Iris f Greek Mythology, English, German, Dutch, Swedish, Norwegian, Danish, Finnish, French, Spanish, Catalan, Italian, Slovene, Greek
in Greek. Iris was the name of the Greek goddess of the rainbow, also serving as a messenger to the gods. This name can also be given in reference to the word (which derives from the same Greek source) for the iris flower or the coloured part of the eye.
Isha f & m Indian, Hindi, Marathi, Hinduism
Means "master, lord"
in Sanskrit. This is a transcription of both the feminine form ईशा
and the masculine form ईश
(an epithet of the Hindu god Shiva
). It is also the name of one of the Upanishads, which are parts of Hindu scripture.

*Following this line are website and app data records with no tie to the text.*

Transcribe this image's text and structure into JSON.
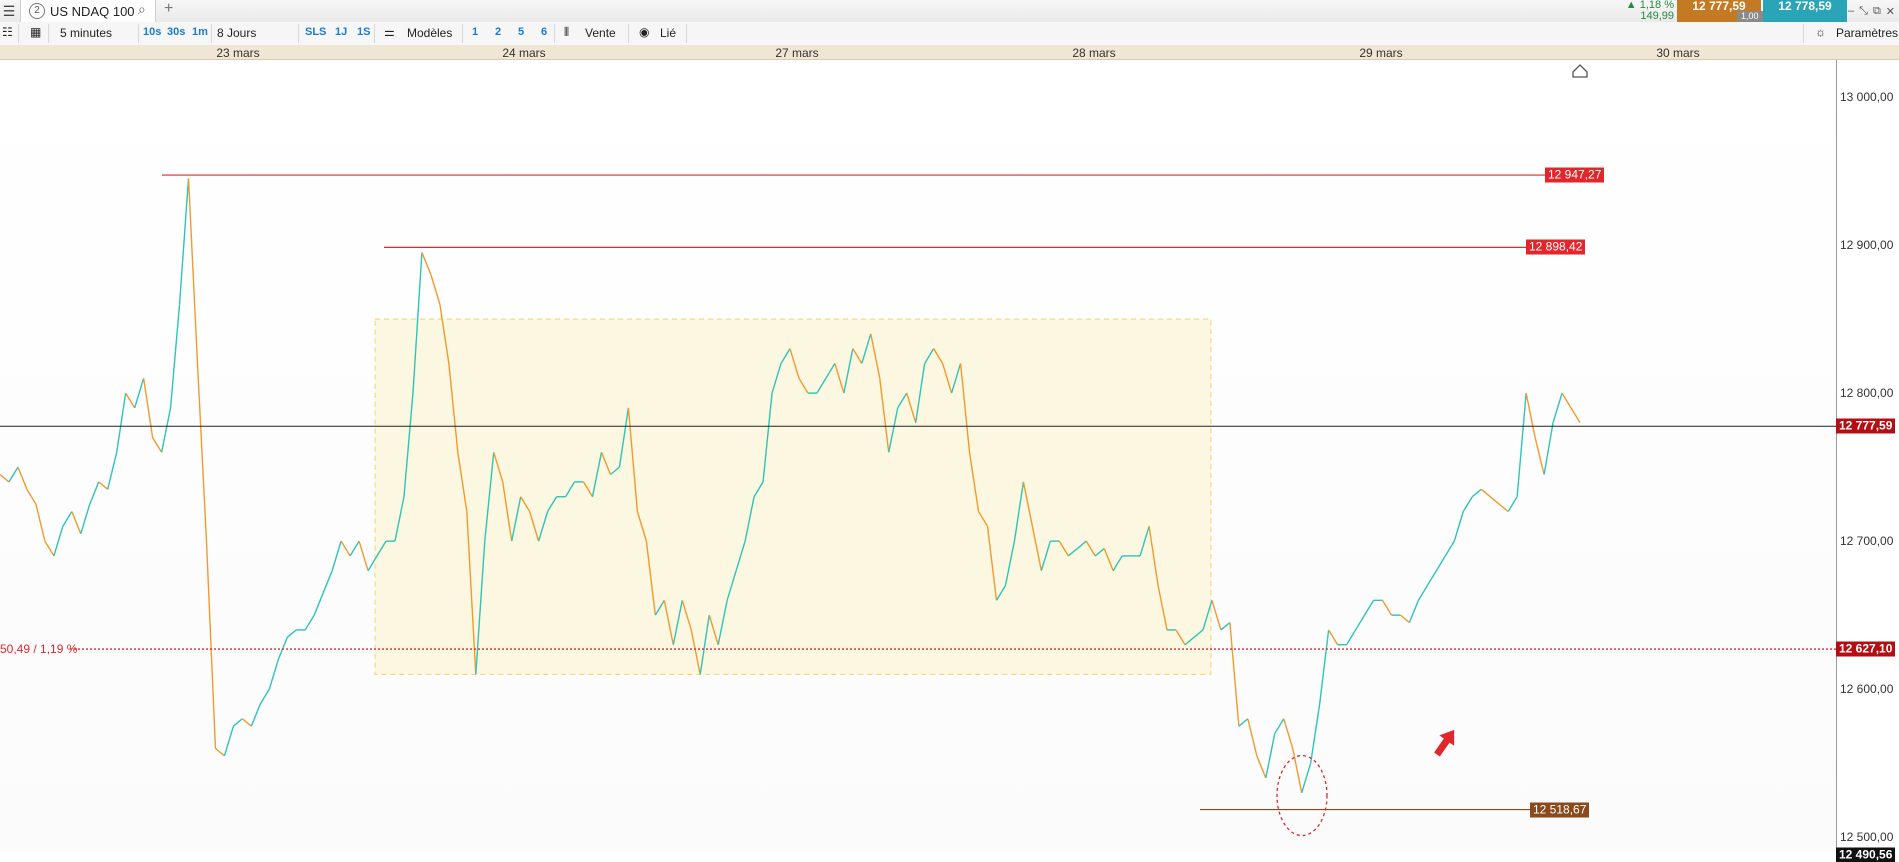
{
  "window": {
    "tab_number": "2",
    "tab_title": "US NDAQ 100",
    "add_tab_label": "+",
    "change_pct": "▲ 1,18 %",
    "change_abs": "149,99",
    "sell_price": "12 777,59",
    "buy_price": "12 778,59",
    "spread": "1,00",
    "settings_label": "Paramètres"
  },
  "toolbar": {
    "interval": "5 minutes",
    "quick_intervals": [
      "10s",
      "30s",
      "1m"
    ],
    "period": "8 Jours",
    "ranges": [
      "SLS",
      "1J",
      "1S"
    ],
    "templates_label": "Modèles",
    "template_slots": [
      "1",
      "2",
      "5",
      "6"
    ],
    "side_label": "Vente",
    "linked_label": "Lié"
  },
  "colors": {
    "up": "#2ec4b6",
    "down": "#f29a2e",
    "resistance": "#e3262c",
    "support": "#8b4a1c",
    "zone_fill": "#fbf6dc",
    "zone_border": "#f3d36a",
    "current_price_line": "#222222"
  },
  "chart_data": {
    "type": "line",
    "instrument": "US NDAQ 100",
    "timeframe": "5 minutes",
    "x_labels": [
      "23 mars",
      "24 mars",
      "27 mars",
      "28 mars",
      "29 mars",
      "30 mars"
    ],
    "ylim": [
      12490,
      13025
    ],
    "y_ticks": [
      "13 000,00",
      "12 900,00",
      "12 800,00",
      "12 700,00",
      "12 600,00",
      "12 500,00"
    ],
    "y_tick_values": [
      13000,
      12900,
      12800,
      12700,
      12600,
      12500
    ],
    "series": [
      {
        "values": [
          12745,
          12740,
          12750,
          12735,
          12725,
          12700,
          12690,
          12710,
          12720,
          12705,
          12725,
          12740,
          12735,
          12760,
          12800,
          12790,
          12810,
          12770,
          12760,
          12790,
          12860,
          12945,
          12820,
          12700,
          12560,
          12555,
          12575,
          12580,
          12575,
          12590,
          12600,
          12620,
          12635,
          12640,
          12640,
          12650,
          12665,
          12680,
          12700,
          12690,
          12700,
          12680,
          12690,
          12700,
          12700,
          12730,
          12800,
          12895,
          12880,
          12860,
          12820,
          12760,
          12720,
          12610,
          12700,
          12760,
          12740,
          12700,
          12730,
          12720,
          12700,
          12720,
          12730,
          12730,
          12740,
          12740,
          12730,
          12760,
          12745,
          12750,
          12790,
          12720,
          12700,
          12650,
          12660,
          12630,
          12660,
          12640,
          12610,
          12650,
          12630,
          12660,
          12680,
          12700,
          12730,
          12740,
          12800,
          12820,
          12830,
          12810,
          12800,
          12800,
          12810,
          12820,
          12800,
          12830,
          12820,
          12840,
          12810,
          12760,
          12790,
          12800,
          12780,
          12820,
          12830,
          12820,
          12800,
          12820,
          12760,
          12720,
          12710,
          12660,
          12670,
          12700,
          12740,
          12710,
          12680,
          12700,
          12700,
          12690,
          12695,
          12700,
          12690,
          12695,
          12680,
          12690,
          12690,
          12690,
          12710,
          12670,
          12640,
          12640,
          12630,
          12635,
          12640,
          12660,
          12640,
          12645,
          12575,
          12580,
          12555,
          12540,
          12570,
          12580,
          12560,
          12530,
          12550,
          12590,
          12640,
          12630,
          12630,
          12640,
          12650,
          12660,
          12660,
          12650,
          12650,
          12645,
          12660,
          12670,
          12680,
          12690,
          12700,
          12720,
          12730,
          12735,
          12730,
          12725,
          12720,
          12730,
          12800,
          12770,
          12745,
          12780,
          12800,
          12790,
          12780
        ]
      }
    ],
    "annotations": {
      "resistance_levels": [
        "12 947,27",
        "12 898,42"
      ],
      "support_level": "12 518,67",
      "current_price": "12 777,59",
      "previous_close": "12 627,10",
      "previous_close_label": "50,49 / 1,19 %",
      "range_zone": [
        12610,
        12850
      ],
      "bottom_label": "12 490,56"
    }
  }
}
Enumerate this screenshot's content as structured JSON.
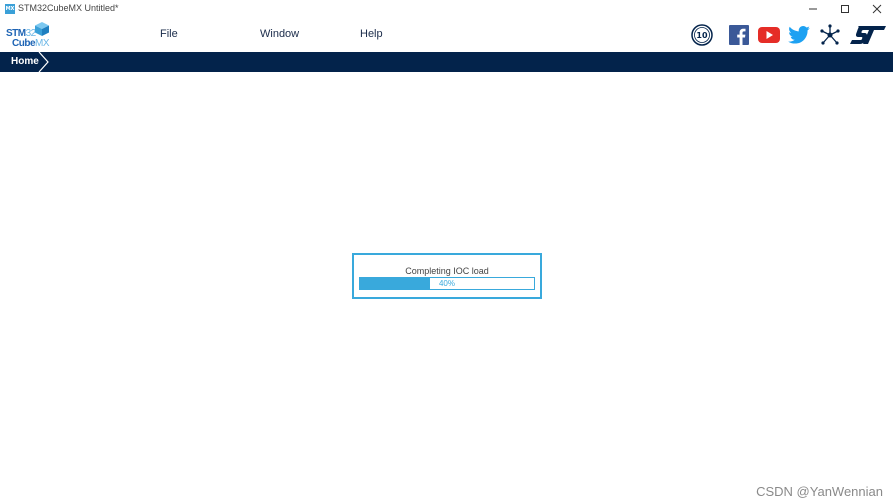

Ishkur m Sumerian Mythology
Meaning unknown, of Sumerian origin. This was the name of a Sumerian storm god, later identified by the Akkadians with Adad
Ishtar f Semitic Mythology
Meaning unknown. Ishtar was an Akkadian, Assyrian and Babylonian goddess who presided over love, war and fertility. She was cognate with the Canaanite and Phoenician Ashtoreth
, and she was also identified with the Sumerian goddess Inanna
Isis f Egyptian Mythology (Hellenized)
Greek form of Egyptian ꜣst
(reconstructed as Iset
), possibly from st
. In Egyptian mythology Isis was the goddess of the sky and nature, the wife of Osiris
and the mother of Horus
. She was originally depicted wearing a throne-shaped headdress, but in later times she was conflated with the goddess Hathor
and depicted having the horns of a cow on her head. She was also worshipped by people outside of Egypt, such as the Greeks and Romans.
Ismene f Greek Mythology
Possibly from Greek ἰσμή (isme)
. This was the name of the daughter of Oedipus and Jocasta in Greek legend.
Israfil m Judeo-Christian Legend
Meaning unknown. In Islamic tradition this is the name of the angel who will blow the trumpet that signals the coming of Judgement Day. He is sometimes equated with the angels Raphael
from Judeo-Christian tradition.
Italus m Roman Mythology
Means "of Italy"
in Latin. In Roman legend Italus was the father of Romulus
, the founders of Rome. He supposedly gave his name to the region known as Italia or Italy (in fact the region may have gotten its name from Oscan Víteliú
meaning "land of bulls").
Iðunn f Norse Mythology, Ancient Scandinavian, Icelandic
Probably derived from Old Norse ið
"again" and unna
"to love". In Norse mythology Iðunn was the goddess of spring and immortality whose responsibility it was to guard the gods' apples of youth.
Ixchel f Mayan Mythology, Indigenous American, Mayan
Means "rainbow lady"
in Mayan. Ixchel was the Maya goddess of the earth, the moon, and medicine. She was often depicted with a snake in her hair and crossbones embroidered on her skirt.
Izanagi m Japanese Mythology
Means "male who invites"
in Japanese. In Japanese mythology the god Izanagi was the husband of Izanami
. When she died he unsuccessfully journeyed to the underworld to retrieve her. In the purifying rites that followed his return, the gods of the sun, moon and wind were created.
Izanami f Japanese Mythology
Means "female who invites"
in Japanese. In Japanese mythology she was a creator goddess, the wife of Izanagi
. She died giving birth to Kagutsuchi, the god of fire.